Start of Information shown

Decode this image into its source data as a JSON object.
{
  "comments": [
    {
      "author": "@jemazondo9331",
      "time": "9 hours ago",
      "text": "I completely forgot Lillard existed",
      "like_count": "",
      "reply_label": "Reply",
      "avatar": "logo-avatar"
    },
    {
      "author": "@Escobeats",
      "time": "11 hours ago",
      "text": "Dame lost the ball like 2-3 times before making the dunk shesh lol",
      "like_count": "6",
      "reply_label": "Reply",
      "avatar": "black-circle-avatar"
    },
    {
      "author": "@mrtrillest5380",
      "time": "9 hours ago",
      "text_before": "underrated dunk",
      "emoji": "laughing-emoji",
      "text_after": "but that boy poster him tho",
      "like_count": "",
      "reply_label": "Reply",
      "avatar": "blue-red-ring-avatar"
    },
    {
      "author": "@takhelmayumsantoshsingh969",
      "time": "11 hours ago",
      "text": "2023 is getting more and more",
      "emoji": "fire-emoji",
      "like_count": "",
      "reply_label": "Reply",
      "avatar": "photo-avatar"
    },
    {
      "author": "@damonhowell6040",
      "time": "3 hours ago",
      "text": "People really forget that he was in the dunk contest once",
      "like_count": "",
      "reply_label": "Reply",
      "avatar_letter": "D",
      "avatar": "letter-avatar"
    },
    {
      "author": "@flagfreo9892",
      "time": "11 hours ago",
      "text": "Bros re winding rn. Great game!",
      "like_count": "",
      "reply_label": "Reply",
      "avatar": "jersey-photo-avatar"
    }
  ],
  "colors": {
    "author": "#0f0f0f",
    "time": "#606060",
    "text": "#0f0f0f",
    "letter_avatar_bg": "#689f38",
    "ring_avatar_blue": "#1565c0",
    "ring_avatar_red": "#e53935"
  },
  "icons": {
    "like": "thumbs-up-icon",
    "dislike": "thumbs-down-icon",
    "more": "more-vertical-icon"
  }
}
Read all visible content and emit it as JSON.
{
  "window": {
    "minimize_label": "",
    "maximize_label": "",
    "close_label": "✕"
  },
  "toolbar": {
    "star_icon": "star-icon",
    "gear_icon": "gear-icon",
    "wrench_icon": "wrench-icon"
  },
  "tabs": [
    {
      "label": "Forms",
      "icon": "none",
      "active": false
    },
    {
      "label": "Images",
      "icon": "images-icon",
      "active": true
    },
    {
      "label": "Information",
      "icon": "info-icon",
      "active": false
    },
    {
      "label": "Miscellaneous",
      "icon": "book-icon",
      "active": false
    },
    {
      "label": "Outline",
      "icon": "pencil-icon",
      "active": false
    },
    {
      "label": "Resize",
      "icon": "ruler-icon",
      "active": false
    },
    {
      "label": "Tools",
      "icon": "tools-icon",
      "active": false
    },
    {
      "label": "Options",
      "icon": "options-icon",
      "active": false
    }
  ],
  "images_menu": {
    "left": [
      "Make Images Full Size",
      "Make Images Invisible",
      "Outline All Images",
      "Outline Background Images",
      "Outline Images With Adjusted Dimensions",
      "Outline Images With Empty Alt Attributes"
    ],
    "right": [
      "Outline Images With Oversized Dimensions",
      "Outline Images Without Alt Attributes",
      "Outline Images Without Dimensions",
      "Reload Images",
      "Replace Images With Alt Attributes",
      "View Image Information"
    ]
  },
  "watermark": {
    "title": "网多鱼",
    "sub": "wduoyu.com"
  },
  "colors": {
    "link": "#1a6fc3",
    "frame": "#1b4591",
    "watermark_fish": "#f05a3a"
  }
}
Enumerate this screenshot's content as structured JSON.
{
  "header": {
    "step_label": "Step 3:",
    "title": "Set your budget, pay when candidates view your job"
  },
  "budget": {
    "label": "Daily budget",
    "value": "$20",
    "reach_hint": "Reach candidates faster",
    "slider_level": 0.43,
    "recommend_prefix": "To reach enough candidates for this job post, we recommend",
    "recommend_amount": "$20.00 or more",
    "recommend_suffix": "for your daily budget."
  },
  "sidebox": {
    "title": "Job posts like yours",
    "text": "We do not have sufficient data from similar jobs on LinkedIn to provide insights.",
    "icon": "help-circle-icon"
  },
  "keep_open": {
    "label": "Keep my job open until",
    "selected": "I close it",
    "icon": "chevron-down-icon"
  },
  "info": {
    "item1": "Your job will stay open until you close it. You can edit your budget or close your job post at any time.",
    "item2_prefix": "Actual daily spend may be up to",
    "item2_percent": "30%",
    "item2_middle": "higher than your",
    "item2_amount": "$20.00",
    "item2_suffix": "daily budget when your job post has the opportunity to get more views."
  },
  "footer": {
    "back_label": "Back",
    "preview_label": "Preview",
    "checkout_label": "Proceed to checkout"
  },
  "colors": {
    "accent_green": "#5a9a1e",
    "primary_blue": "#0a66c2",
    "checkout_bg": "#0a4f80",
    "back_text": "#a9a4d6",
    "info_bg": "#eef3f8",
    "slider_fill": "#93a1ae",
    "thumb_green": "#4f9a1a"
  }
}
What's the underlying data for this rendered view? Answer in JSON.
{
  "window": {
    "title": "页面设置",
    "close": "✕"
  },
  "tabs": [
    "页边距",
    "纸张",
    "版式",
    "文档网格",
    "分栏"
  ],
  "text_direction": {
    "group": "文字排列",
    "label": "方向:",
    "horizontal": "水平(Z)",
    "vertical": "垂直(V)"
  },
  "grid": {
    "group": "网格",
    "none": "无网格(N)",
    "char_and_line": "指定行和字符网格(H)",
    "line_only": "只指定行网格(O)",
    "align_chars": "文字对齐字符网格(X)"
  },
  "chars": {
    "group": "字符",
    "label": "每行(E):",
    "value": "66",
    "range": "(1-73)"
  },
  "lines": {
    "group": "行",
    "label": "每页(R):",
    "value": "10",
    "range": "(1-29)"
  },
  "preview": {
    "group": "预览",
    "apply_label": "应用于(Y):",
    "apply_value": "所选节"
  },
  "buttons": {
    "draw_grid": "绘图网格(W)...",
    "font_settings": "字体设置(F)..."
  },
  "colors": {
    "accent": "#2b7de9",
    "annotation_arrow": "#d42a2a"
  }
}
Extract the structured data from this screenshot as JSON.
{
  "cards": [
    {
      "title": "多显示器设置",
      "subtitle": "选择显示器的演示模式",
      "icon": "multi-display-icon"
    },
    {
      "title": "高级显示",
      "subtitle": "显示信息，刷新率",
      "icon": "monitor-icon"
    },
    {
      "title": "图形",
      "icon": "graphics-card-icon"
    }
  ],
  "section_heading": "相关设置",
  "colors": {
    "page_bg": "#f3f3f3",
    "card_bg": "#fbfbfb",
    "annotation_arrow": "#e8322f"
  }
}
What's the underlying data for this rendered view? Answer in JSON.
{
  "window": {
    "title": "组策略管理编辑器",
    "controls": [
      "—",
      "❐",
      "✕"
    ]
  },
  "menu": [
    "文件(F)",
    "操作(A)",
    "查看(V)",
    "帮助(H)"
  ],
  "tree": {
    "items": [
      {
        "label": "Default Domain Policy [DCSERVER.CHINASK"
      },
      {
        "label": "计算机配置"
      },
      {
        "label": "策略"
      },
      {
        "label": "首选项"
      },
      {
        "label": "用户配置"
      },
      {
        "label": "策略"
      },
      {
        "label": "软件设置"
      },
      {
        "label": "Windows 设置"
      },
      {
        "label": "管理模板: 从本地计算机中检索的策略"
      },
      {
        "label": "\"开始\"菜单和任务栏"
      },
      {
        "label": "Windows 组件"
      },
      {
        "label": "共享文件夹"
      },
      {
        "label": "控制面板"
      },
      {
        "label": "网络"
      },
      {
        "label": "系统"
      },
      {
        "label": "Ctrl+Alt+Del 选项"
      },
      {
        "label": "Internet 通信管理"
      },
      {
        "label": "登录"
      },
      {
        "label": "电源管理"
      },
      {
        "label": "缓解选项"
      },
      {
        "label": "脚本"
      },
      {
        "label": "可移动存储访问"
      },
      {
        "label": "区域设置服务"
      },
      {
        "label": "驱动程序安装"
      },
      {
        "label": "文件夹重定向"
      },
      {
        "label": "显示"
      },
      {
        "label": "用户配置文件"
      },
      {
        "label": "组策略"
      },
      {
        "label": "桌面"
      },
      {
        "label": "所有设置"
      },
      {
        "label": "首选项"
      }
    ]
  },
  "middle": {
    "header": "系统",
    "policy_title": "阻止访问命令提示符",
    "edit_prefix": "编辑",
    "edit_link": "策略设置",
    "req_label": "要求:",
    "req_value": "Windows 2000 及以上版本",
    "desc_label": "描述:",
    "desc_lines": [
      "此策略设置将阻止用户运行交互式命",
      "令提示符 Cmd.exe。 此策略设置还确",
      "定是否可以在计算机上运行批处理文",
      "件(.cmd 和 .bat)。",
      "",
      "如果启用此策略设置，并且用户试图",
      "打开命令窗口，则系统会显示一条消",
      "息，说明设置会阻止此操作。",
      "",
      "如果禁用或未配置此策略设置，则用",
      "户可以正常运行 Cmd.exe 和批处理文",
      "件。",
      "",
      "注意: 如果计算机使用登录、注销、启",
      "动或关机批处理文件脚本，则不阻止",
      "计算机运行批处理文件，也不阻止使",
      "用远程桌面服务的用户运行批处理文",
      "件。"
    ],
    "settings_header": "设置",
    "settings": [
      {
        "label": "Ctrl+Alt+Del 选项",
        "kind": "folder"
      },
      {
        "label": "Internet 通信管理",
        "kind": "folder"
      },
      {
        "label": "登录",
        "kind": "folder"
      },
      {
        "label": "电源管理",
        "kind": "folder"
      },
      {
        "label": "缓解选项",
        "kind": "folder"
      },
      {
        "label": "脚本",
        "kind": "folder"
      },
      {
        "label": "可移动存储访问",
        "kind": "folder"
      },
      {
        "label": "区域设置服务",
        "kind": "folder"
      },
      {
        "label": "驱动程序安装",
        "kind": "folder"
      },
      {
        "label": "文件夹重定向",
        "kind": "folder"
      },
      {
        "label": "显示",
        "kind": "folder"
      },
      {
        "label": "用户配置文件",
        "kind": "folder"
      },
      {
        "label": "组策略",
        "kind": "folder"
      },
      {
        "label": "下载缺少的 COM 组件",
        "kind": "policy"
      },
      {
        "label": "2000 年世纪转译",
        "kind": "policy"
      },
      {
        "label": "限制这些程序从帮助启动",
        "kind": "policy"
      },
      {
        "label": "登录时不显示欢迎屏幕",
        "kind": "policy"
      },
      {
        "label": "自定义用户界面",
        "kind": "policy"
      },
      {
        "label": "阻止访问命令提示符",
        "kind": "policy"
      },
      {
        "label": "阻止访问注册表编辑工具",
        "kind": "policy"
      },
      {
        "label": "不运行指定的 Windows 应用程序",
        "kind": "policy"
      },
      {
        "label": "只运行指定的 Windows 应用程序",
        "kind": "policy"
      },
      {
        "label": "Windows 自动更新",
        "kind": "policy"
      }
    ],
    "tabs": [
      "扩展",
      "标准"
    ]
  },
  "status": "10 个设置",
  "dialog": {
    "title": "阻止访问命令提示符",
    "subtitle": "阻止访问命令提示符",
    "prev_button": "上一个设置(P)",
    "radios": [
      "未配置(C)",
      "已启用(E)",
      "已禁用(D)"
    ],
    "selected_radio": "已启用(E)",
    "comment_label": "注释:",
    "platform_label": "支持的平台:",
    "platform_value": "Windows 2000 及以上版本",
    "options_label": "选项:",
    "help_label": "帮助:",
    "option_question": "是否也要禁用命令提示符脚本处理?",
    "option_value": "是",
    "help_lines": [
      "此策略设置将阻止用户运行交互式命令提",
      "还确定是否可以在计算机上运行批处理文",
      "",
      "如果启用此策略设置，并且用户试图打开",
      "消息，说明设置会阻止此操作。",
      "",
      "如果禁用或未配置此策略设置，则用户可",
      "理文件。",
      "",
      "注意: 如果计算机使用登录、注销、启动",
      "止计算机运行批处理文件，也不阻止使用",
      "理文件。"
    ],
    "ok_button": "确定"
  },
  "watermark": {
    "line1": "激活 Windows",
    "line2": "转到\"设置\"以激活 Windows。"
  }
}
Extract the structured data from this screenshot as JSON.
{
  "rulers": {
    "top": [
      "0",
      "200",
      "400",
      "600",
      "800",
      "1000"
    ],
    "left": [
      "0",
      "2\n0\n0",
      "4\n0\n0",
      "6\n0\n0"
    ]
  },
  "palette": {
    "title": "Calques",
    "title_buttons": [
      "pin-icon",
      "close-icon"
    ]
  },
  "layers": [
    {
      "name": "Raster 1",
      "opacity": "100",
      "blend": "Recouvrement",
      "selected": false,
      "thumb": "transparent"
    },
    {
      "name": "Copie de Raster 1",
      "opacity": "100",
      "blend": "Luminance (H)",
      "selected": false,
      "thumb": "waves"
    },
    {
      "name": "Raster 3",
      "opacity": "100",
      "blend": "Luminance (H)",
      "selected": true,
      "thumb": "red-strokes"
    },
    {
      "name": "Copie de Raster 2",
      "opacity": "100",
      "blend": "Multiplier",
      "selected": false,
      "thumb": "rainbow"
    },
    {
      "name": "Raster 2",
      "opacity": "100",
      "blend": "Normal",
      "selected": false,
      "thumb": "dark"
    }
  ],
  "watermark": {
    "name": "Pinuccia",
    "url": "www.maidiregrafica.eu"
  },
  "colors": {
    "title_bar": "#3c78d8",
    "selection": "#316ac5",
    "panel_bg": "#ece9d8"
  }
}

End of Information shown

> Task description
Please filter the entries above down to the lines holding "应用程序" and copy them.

> Result of the task
        "label": "不运行指定的 Windows 应用程序",
        "label": "只运行指定的 Windows 应用程序",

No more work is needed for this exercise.